In 20 years as tribal chairman, Stanley R. Crooks, 70, became perhaps the most powerful and philanthropic force in Indian Country, transforming the Shakopee Mdewakanton Sioux into one of the nation's wealthiest bands.
The navy blue Lincoln Navigator climbed up the bluff and down the steep bank on the south side of the Minnesota River near Granite Falls.
It was Sunday morning, Aug. 5, and Stanley Crooks was back home where he grew up -- attending the annual Upper Sioux powwow. Cheryl, his wife of 48 years, was at his side as she had been since they were 7-year-old schoolmates.
They married in 1962, when he returned from the Navy. For 20 years, he worked as a draftsman at the now- defunct Whirlpool factory on St. Paul's East Side, commuting from Shakopee in a beat-up green car with cardboard covering holes in the floorboards.
"He'd have to dust his clothes off when he got to work," Cheryl recalled.
That was long before he parlayed tribal politics and gaming into personal wealth. In the 1960s, the Shakopee Mdewakanton Community had one well, no running water and gravel roads.
Under Crooks' leadership and the growth of the swank Mystic Lake Casino, annual payments climbed to $1 million for each of the band's 420 members. The band contributed more than $28 million a year to tribes from Montana to Wisconsin, financing community centers, clinics and casinos.
On that warm August morning, Cheryl worried when her husband said he was going out for a while. His health was failing. But he cajoled his cousin's son, Dylan Goetsch, to drive around the back roads for three hours. "He started telling story after story and reminiscing," said Dylan, 26.

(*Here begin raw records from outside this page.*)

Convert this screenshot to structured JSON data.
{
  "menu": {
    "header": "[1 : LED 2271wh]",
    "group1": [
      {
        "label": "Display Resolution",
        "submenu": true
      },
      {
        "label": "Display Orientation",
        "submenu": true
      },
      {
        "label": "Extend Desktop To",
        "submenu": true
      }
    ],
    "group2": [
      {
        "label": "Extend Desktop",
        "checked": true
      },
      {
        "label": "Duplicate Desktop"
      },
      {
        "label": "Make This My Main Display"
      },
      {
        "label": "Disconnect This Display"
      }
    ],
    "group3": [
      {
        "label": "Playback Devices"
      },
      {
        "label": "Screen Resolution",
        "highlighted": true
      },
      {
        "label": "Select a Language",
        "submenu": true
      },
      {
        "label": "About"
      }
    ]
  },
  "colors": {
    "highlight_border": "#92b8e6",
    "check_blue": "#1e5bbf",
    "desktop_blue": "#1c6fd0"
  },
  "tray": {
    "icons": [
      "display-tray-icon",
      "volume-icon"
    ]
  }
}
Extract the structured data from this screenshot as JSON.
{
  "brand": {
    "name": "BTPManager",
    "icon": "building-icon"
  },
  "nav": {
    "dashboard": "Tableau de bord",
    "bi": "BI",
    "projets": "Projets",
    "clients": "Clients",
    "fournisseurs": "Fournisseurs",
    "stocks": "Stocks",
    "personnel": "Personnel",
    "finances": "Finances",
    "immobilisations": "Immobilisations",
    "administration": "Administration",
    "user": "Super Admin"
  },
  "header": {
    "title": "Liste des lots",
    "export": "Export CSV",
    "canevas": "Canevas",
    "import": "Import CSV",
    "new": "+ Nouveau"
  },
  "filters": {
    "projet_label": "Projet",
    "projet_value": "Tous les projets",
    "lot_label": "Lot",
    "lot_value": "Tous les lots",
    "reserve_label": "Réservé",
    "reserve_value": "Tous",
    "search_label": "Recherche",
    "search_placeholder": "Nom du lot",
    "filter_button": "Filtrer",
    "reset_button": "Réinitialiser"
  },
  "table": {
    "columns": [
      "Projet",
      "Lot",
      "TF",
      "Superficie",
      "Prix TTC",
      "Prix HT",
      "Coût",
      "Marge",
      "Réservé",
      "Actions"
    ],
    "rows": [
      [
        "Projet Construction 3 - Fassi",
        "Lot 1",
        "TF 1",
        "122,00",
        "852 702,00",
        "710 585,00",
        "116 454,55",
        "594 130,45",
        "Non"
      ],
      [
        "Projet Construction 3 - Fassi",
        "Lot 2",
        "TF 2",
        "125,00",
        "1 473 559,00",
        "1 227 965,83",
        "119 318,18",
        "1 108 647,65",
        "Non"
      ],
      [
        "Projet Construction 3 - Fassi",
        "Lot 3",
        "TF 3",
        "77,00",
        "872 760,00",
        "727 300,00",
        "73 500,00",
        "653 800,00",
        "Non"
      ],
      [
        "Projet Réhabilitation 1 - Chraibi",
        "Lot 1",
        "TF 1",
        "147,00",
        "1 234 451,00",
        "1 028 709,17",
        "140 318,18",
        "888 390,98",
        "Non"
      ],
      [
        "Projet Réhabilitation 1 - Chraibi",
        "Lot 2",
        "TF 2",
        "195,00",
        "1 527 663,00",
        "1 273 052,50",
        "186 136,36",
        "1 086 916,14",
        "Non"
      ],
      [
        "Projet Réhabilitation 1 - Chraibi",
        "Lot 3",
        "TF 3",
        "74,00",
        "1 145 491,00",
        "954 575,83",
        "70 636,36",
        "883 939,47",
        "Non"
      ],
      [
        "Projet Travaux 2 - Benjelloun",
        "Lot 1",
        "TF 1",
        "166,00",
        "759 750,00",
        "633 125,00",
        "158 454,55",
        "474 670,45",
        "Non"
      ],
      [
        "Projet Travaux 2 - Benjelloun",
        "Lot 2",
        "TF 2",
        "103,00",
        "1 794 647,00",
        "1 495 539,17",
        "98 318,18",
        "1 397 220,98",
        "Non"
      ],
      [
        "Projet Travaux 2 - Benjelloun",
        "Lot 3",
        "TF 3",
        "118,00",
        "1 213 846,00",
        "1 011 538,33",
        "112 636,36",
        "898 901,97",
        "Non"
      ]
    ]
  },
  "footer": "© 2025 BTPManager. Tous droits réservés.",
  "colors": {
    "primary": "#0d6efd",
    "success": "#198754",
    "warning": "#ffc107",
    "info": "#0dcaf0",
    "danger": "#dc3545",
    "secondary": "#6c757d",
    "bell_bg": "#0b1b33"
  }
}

Down by the river, Crooks nodded to the cottonwood trees where he swung on ropes and splashed into the water as a boy.
He showed Dylan where he walked to school.
They stopped at the sandbar where Crooks had fished and saw two guys in their 20s -- one white and one Dakota. From the front seat, Crooks asked if they were catching anything. Not much luck, they shrugged.
"They had no clue who he was," Dylan said. "He was such a humble guy, he never drew attention to himself."